Your goal:
Copy every record word for word. The images stay behind.

━━━

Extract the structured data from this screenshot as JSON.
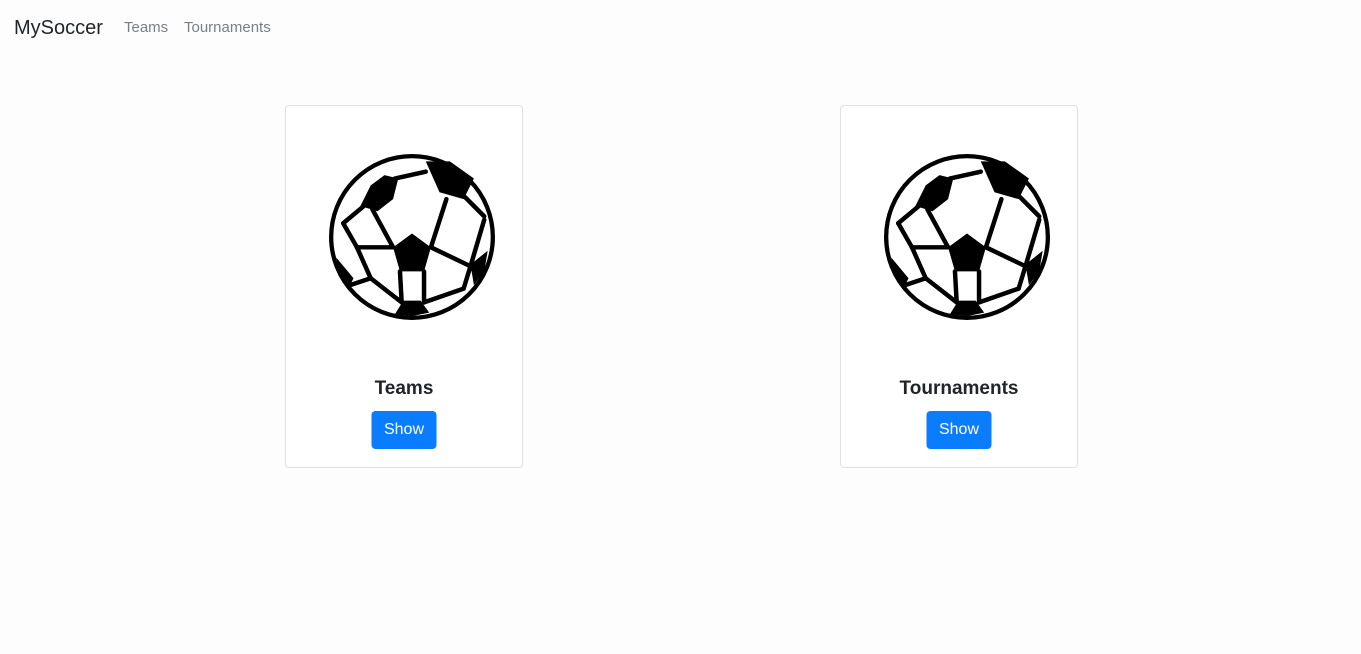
{
  "navbar": {
    "brand": "MySoccer",
    "links": [
      {
        "label": "Teams"
      },
      {
        "label": "Tournaments"
      }
    ]
  },
  "cards": [
    {
      "title": "Teams",
      "button_label": "Show",
      "icon": "soccer-ball-icon"
    },
    {
      "title": "Tournaments",
      "button_label": "Show",
      "icon": "soccer-ball-icon"
    }
  ],
  "colors": {
    "primary_button": "#0a7cff",
    "background": "#fdfdfd",
    "nav_link": "#7a7f85"
  }
}
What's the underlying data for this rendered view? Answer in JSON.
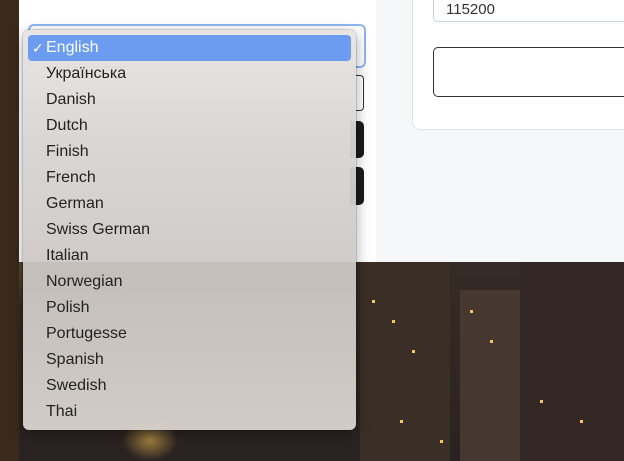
{
  "form": {
    "baud_rate_value": "115200",
    "language_selected": "English"
  },
  "dropdown": {
    "check_mark": "✓",
    "options": [
      "English",
      "Українська",
      "Danish",
      "Dutch",
      "Finish",
      "French",
      "German",
      "Swiss German",
      "Italian",
      "Norwegian",
      "Polish",
      "Portugesse",
      "Spanish",
      "Swedish",
      "Thai"
    ]
  },
  "colors": {
    "selection_highlight": "#6b9cf2",
    "focus_ring": "#8db5f2",
    "dark_button": "#1b1b1b"
  }
}
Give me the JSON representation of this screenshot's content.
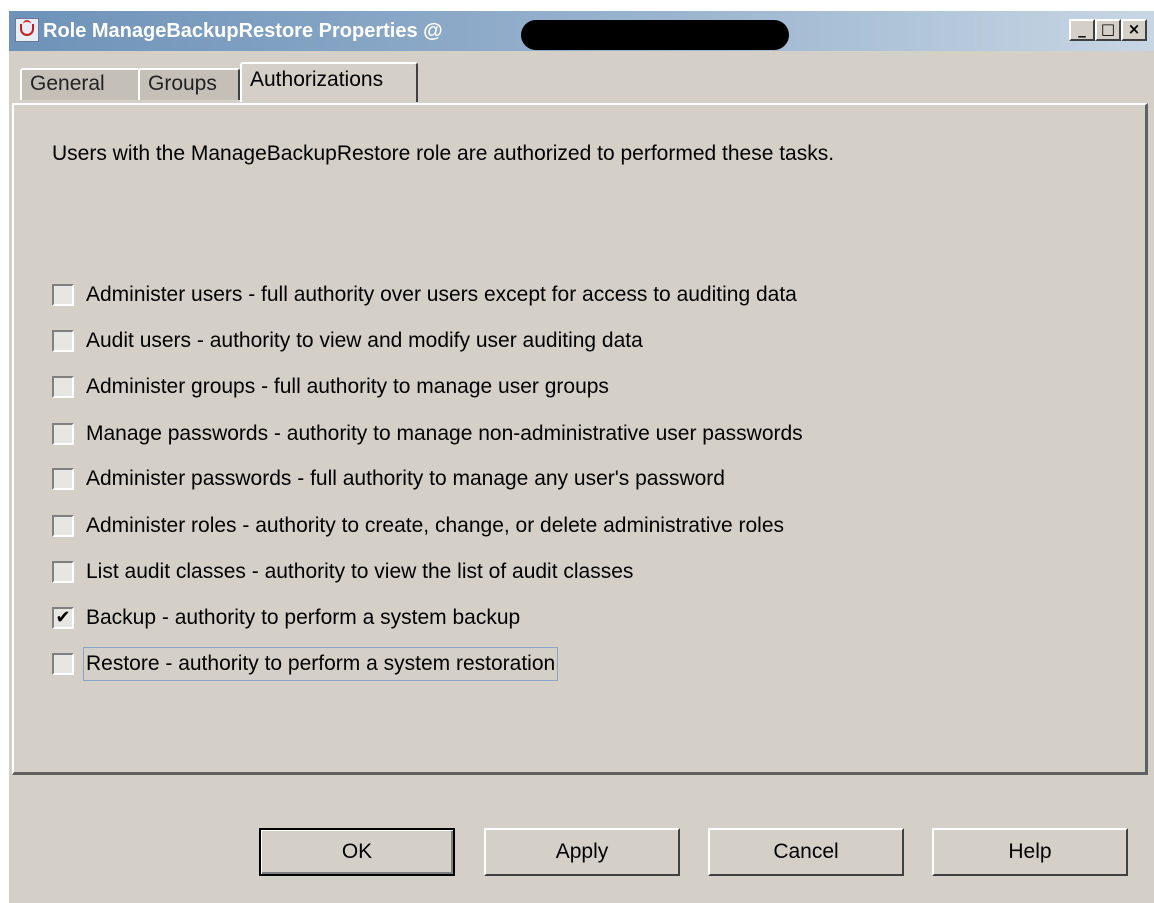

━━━

Task solution:
Extract the structured data from this screenshot as JSON.
{
  "navbar": {
    "brand": "MySoccer",
    "links": [
      {
        "label": "Teams"
      },
      {
        "label": "Tournaments"
      }
    ]
  },
  "cards": [
    {
      "title": "Teams",
      "button_label": "Show",
      "icon": "soccer-ball-icon"
    },
    {
      "title": "Tournaments",
      "button_label": "Show",
      "icon": "soccer-ball-icon"
    }
  ],
  "colors": {
    "primary_button": "#0a7cff",
    "background": "#fdfdfd",
    "nav_link": "#7a7f85"
  }
}
What's the underlying data for this rendered view? Answer in JSON.
{
  "form": {
    "baud_rate_value": "115200",
    "language_selected": "English"
  },
  "dropdown": {
    "check_mark": "✓",
    "options": [
      "English",
      "Українська",
      "Danish",
      "Dutch",
      "Finish",
      "French",
      "German",
      "Swiss German",
      "Italian",
      "Norwegian",
      "Polish",
      "Portugesse",
      "Spanish",
      "Swedish",
      "Thai"
    ]
  },
  "colors": {
    "selection_highlight": "#6b9cf2",
    "focus_ring": "#8db5f2",
    "dark_button": "#1b1b1b"
  }
}
Give me the JSON representation of this screenshot's content.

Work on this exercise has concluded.